Deconstructing Pueblo’s inferiority complex
By Christian Piatt
(Originally printed in PULP)
If I had but one wish for our community in the new year, it would be to eliminate the qualifier “for Pueblo” from our collective vocabulary.
I went downtown a few weeks ago to hear a screaming jazz ensemble with my friend Barclay Moffitt, that took the group to new melodic heights with his tenor sax. Though still a college student, Barclay has worked on several studio recording sessions with pros, and currently is on a full scholarship at Berklee College of Music in Boston. Back for his winter break, he sat in with a handful of other musical savants and cranked out some of the finest bossa nova, bebop and ballad standards anyone could hear most anywhere, especially on a Tuesday night.
“These guys are really good for Pueblo,” a person nearby said in a tone that clearly was not meant to be secretive. “Where are they from?” When told all of these folks were home-grown talent, they blinked in disbelief, as if such cultural sophistication defied the laws of Pueblo physics.
These guys were good enough for most anywhere, not just Pueblo. So, why say such a thing? And why the surprise? After all, in a country of some 130,000 people, can’t we figure that there will be at least a smattering of folks who are really pretty amazing at most anything we can think of? Or do people believe that Pueblo is an exception to the rule when it comes to quality?
I asked some of our local public leaders their thoughts about this, since I’m sure they bump up against this kind of mentality even more than I do. Angela Giron, our recently elected state senator, offered an interesting anecdote related to this very subject.
“I have a friend, Theresa (she managed my campaign),” says Giron, “who is a community organizer in Pueblo with the Colorado Progressive Coalition. Following the election, she was diagnosed for the second time in five years with breast cancer. She is committed to receiving treatment in Pueblo but has received lots of ‘advice’ to leave town to get a second opinion.
“People seem to be genuinely shocked that she is opting to be treated in her home community. We have had several discussions about this.
“I believe the inferiority complex stems from our identity as a blue-collar steel town. That class bias, coupled with a geographic identity and culture that seems to find greater affinity with Northern New Mexico than the Northern part of Colorado, has historically left Pueblo (and much of Southern Colorado) on the outs.
“When you come from a community that is working class and 50 percent Latino, it is no surprise, given the history of this country and region, that we have issues with internalized inferiority.”
County Commissioner Jeff Chostner has a different perspective. “I don’t think Pueblo has an inferiority complex,” he says, “but I do think our history has made us look more inward than outward. I believe that is one of our challenges, particularly with regard to economic development, and in other areas as well.

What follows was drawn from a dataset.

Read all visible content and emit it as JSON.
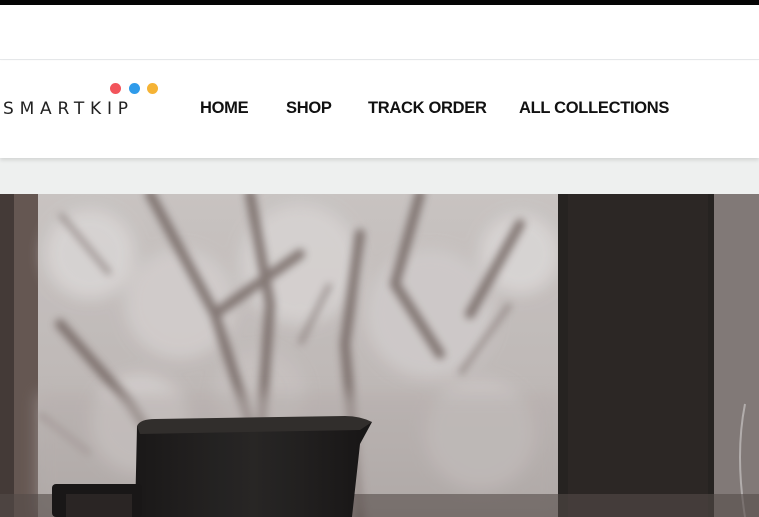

“We are trying to do more outreach with the rest of the Front Range in integrating our economies and cultures. As more businesses locate in Pueblo and more folks come to Pueblo County, I think you will see us take a more prominent role in Colorado and there will be less introspection.”
So is it a matter of internalized inferiority? Or are we buying the baloney that’s peddled about us up north? Maybe, as Chostner suggests, it’s more a matter of cultural isolation than it is an issue of a “less than” mentality.
Though I’d like to lean more in the commissioner’s direction, my gut tells me Sen. Giron is more on the mark. And based on my discussions with lifelong locals, it doesn’t seem like a state of mind that’s only come along since the steel bust some decades ago. Maybe it starts with what we’re telling our kids, how we help them understand their own worth and, by extension, the value of the community in which they’re raised.
I expect that, as institutions like CSU-Pueblo and international businesses like Vestas broaden the scope of who is drawn to live here, the negative self-doubt ethos will be diluted. That, or it will simply become more concentrated among “lifers” who see themselves as somehow inferior to new imports, simply because of where they come from.
I hope, for the sake of our city and its residents, that we come around to the mindset that it’s the imports who are lucky to have found us, rather than the other way around.